At present, there are a number of communication models that have been put forward to enhance disaster related communications. For the most part the assumption is that heightening perceived risk will lead to greater levels of preparedness and that levels of risk perception can be enhanced through the message developed and distributed by formal agencies. This approach is reflected in such models as the ‘Information Likelihood Model’ that postulates how attitudes can be changed through risk messages as well as the means of sustaining such changes . A second is the ‘Protective Action Decision Model’ (PADM) that details stages involved in decision making responses to an imminent or future threat . Another is the ‘Reasoned Action and Planned Behavior Model’ originally formulated by Ajzen and Fishbein in 1980  that frames a goal oriented approach to behavior by being able to predict and understand motivational influences on behavior.
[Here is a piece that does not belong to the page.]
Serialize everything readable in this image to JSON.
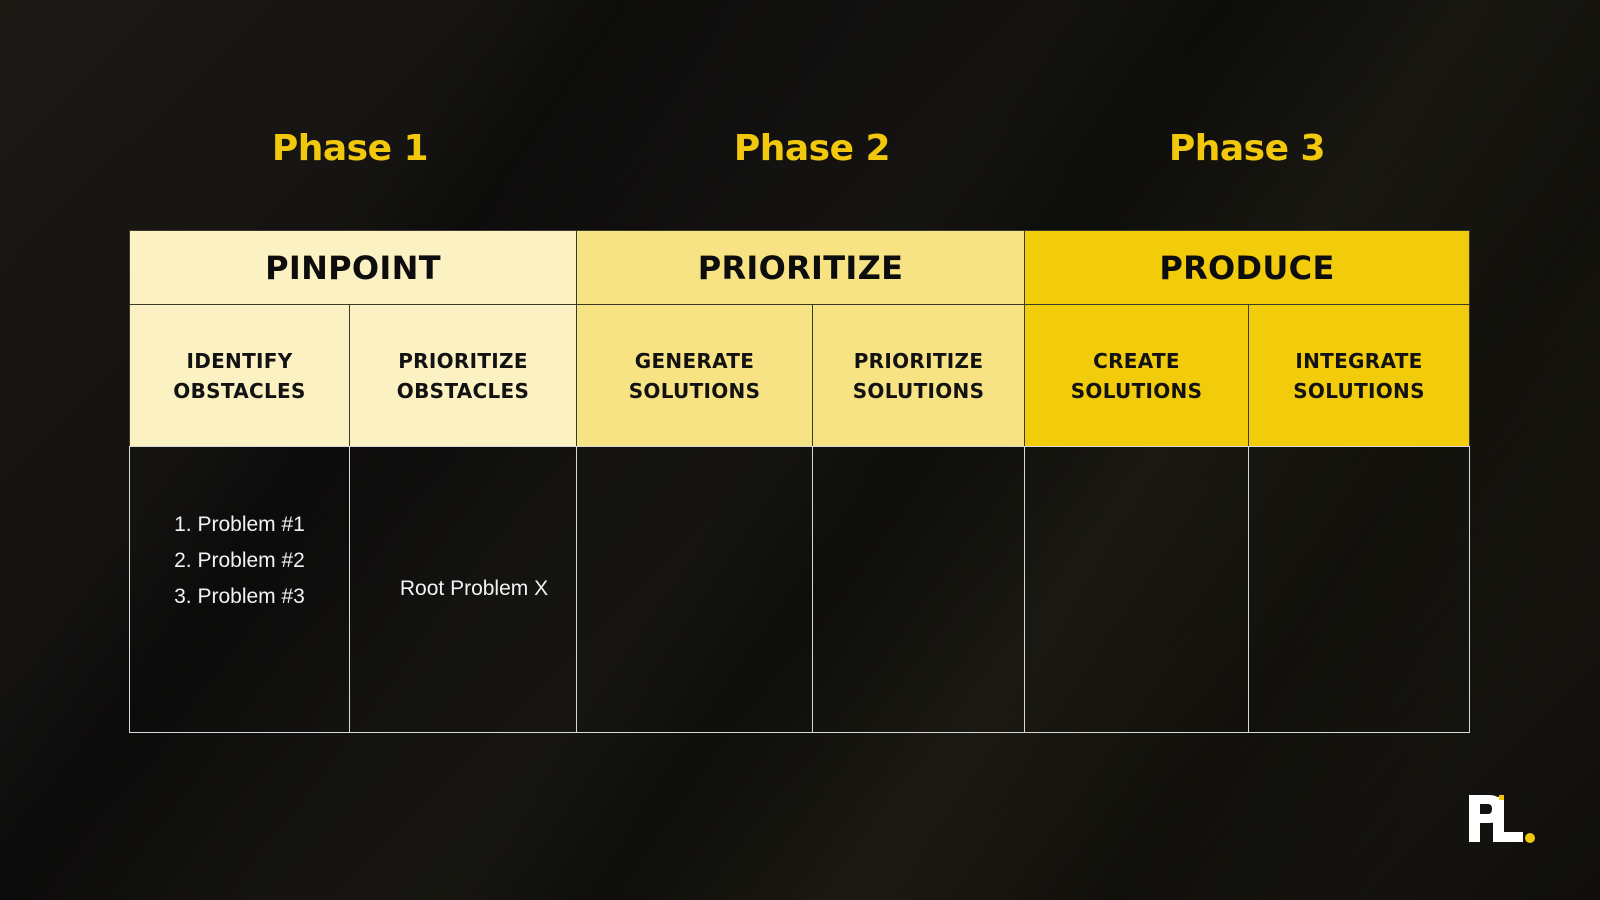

More recently, Reynolds and Seeger  suggested the ‘Crisis and Emergency Risk Communication Model’ (CERC) that attempts to merge a number of traditional notions about health and risk communication to be also applicable to similar notions in crisis and disaster related communication. The emphasis here is on multiple “risk phases”, a staged approach that requires different types of actions at each stage. These and other models that focus on the social psychological process of message acquisition are reviewed in a US Homeland Security monograph by Sheppard, Janoske, and Liu  that provides a comprehensive review of the area of risk communication models and best practices. In this review, the prime initiator in getting population to prepare are the risk communicator message providers, the formal agencies, who use alternative means such as involving community members, message repetition through multiple channels and understanding how the public perceives of risk to heighten the perception of risk for a specific crisis or disaster event. They all provide a better understanding of disaster related communications of the message provider (the agency) and the acquisition of the message by the intended receiver (the individual), both from the perspective of warnings and being prepared. Yet, it is argued here that disaster related communications, or risk communication, through formal agencies are simply too narrow in scope and disregard alternative social based communication conduits. The top-down flow of risk communications only indirectly takes into account the rich and varied social based network information flow that exists at every level of society. For example, very little effort has been invested in understanding communication paths that are associated with non-formal agency sources, namely informal social networks generated through family, friends and work mates. Yet, evidence does point toward informal social networks as a prime suspect in enhancing earthquake preparedness [10,11]. Some scattered work is now first appearing about the role that “social media” is playing in disaster behaviors . Despite these first moves toward non-agency use of communications risk in fostering earthquake preparations, it has been marginalized by formal public administrative disaster management agencies . This has inadvertently strengthened the organizational prospective for disaster related communications based on official formal channels . Studies, however, have shown that modern warning systems – particularly those aimed at both earthquake preparedness and evacuation – are beset by organizational difficulties, technical problems  and/or problematic message content . All of which have resulted in the inability to consistently get people to comply with the message and take appropriate survival actions [16– 18]. For example, cases have been cited where people who were advised not to evacuate have done so  or evacuated without any official orders to do so . This same set of difficulties has appeared in the earthquake literature where disregard of information about earthquake preparedness is rampant  and even disaster related communications for post-earthquake preparations and training for future earthquakes ignored ..